Instructions for the task: The lines of the records that include "JSON" should all be copied.
Data records Start Marker
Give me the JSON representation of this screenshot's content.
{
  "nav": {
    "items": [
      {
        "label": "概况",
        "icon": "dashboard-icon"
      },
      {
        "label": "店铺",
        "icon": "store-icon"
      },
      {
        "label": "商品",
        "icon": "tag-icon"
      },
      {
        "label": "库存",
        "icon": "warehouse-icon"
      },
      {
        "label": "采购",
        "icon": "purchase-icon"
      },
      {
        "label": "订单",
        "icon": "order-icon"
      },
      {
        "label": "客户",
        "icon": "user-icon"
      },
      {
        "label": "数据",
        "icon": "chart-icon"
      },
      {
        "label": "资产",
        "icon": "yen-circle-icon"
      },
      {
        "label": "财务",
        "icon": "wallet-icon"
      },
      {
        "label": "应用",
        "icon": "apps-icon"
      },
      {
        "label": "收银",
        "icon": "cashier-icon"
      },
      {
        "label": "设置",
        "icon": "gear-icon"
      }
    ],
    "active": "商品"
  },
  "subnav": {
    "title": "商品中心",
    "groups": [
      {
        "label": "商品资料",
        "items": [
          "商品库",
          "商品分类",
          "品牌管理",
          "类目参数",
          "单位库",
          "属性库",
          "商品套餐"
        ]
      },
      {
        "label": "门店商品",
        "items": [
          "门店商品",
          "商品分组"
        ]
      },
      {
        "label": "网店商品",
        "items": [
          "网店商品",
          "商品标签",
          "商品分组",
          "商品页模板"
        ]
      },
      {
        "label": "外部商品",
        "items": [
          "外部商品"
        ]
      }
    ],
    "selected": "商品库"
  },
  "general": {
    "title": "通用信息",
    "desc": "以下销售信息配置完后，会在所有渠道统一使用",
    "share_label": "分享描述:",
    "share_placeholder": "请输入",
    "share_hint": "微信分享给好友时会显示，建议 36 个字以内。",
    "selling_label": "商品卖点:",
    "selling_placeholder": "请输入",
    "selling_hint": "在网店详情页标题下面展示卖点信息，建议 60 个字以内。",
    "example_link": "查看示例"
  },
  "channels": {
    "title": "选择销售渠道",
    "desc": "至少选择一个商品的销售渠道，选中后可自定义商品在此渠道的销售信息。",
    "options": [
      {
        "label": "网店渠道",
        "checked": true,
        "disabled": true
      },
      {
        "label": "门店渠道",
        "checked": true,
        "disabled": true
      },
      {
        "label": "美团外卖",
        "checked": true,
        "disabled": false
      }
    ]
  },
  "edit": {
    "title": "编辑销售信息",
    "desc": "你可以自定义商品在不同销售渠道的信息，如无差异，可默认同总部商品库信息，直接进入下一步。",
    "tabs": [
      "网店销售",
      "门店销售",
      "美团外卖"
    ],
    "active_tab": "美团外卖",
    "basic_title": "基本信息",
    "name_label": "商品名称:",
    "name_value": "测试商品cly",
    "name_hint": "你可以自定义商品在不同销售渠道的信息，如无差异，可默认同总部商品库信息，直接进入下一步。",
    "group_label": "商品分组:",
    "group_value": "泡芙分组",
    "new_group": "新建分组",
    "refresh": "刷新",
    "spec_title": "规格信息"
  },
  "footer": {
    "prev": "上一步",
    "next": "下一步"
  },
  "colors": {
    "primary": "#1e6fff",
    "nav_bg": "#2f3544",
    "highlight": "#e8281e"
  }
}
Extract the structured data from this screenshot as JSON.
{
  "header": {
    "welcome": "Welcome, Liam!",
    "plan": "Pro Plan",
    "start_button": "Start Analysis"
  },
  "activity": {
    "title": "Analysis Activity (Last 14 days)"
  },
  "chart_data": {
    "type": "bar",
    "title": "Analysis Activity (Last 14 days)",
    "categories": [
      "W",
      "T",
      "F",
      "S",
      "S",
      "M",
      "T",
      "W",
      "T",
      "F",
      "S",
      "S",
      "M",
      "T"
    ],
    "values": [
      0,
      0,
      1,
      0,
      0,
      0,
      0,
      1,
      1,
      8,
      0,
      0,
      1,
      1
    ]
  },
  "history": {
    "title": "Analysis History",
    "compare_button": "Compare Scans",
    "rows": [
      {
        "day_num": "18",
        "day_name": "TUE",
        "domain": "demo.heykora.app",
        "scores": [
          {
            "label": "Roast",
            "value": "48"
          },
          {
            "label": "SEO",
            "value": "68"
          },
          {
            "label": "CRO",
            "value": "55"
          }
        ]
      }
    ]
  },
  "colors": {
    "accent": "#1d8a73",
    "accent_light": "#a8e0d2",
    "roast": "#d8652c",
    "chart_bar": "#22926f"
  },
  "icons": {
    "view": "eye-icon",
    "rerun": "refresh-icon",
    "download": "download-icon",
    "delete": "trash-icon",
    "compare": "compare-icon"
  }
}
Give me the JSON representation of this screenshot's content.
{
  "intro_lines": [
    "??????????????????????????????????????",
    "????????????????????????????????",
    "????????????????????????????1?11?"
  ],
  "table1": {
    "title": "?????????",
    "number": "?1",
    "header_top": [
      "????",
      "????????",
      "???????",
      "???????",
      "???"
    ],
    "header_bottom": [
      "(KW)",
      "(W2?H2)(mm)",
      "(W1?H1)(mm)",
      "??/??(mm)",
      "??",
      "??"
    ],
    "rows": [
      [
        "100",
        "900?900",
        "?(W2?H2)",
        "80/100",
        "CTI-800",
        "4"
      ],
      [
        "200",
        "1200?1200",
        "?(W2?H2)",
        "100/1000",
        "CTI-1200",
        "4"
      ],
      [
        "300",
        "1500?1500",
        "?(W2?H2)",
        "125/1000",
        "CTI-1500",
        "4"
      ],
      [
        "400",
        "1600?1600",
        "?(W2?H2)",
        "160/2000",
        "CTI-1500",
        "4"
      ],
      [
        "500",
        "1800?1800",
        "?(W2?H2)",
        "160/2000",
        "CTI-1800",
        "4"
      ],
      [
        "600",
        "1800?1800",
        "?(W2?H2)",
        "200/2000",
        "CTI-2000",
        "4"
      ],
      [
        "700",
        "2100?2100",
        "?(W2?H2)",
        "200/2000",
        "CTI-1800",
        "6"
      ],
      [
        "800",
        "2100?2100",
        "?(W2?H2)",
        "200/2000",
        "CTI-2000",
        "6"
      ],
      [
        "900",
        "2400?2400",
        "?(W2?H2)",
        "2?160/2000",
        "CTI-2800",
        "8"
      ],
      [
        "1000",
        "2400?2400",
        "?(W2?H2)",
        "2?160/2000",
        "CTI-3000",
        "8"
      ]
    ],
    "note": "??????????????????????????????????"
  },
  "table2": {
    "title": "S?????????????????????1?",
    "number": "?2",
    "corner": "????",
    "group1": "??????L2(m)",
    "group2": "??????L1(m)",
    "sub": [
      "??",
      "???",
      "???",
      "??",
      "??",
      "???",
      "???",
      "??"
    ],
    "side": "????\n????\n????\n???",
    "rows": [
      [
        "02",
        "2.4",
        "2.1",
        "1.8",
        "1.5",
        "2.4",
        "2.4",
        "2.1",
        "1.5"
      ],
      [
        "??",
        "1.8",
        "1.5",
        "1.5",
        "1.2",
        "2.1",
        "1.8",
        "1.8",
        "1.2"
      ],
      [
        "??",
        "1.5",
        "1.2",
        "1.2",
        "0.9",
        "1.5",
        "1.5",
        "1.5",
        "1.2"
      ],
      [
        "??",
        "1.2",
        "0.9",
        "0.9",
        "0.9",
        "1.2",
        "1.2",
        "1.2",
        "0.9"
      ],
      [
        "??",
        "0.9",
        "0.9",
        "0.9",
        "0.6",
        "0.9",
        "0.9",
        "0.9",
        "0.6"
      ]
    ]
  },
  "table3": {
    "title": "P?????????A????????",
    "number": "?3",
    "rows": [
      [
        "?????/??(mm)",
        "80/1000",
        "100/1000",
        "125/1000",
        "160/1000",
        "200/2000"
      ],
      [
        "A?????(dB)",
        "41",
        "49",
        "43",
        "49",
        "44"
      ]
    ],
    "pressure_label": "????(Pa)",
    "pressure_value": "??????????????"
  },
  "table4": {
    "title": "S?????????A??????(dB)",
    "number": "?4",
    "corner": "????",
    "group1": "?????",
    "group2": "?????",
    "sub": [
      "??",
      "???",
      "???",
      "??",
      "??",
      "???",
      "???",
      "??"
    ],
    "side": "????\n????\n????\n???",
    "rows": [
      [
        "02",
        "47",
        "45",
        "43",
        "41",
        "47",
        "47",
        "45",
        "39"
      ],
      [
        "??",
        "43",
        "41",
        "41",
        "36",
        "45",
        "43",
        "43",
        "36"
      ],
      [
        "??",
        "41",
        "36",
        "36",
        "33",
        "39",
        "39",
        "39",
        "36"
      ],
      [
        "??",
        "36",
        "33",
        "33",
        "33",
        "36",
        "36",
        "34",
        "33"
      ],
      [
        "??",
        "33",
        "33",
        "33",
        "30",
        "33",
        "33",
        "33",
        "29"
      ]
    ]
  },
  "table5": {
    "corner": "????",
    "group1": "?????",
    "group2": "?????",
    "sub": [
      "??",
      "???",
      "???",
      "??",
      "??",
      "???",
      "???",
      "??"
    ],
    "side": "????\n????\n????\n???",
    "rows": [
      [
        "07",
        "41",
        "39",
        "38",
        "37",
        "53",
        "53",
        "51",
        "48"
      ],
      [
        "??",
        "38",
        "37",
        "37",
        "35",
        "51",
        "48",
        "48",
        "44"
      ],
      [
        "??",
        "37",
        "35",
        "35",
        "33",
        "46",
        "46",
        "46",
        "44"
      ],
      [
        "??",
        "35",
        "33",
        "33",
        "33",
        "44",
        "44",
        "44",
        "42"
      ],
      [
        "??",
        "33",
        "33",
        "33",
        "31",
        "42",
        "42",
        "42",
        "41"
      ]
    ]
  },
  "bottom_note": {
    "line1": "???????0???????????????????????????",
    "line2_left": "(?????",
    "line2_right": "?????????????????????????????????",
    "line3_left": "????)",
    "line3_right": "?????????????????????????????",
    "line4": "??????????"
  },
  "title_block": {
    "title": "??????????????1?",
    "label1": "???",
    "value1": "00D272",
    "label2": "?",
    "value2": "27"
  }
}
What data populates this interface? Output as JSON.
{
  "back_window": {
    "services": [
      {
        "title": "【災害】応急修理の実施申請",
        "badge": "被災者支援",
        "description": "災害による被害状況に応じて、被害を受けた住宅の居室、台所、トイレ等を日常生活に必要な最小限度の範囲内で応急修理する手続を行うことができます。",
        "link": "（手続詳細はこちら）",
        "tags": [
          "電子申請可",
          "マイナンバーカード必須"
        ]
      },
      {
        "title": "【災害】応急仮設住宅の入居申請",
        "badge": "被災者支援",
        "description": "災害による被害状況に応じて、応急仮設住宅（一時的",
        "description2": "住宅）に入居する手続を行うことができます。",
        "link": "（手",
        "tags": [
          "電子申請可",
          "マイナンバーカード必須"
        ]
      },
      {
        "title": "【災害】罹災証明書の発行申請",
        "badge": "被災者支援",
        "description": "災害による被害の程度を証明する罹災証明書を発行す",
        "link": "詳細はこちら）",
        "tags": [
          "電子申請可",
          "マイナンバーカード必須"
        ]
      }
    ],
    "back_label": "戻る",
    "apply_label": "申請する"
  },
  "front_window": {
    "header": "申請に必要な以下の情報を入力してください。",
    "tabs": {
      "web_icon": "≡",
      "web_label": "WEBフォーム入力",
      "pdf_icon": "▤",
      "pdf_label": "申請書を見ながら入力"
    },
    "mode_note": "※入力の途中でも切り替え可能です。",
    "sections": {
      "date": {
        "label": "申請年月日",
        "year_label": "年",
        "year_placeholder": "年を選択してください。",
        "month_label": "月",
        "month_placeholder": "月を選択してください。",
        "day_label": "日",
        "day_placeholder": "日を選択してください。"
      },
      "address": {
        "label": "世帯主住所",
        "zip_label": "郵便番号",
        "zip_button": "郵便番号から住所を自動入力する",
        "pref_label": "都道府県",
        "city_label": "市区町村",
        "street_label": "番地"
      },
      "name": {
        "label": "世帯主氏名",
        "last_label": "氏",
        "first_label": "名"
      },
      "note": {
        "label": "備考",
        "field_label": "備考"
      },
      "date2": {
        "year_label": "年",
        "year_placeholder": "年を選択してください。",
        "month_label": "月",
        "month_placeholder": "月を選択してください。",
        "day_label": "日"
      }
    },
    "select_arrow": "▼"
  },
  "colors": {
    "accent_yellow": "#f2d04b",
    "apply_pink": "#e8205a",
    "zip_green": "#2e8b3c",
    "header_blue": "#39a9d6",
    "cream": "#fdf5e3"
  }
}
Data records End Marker
Exercise output:
Give me the JSON representation of this screenshot's content.
Extract the structured data from this screenshot as JSON.
Give me the JSON representation of this screenshot's content.
What data populates this interface? Output as JSON.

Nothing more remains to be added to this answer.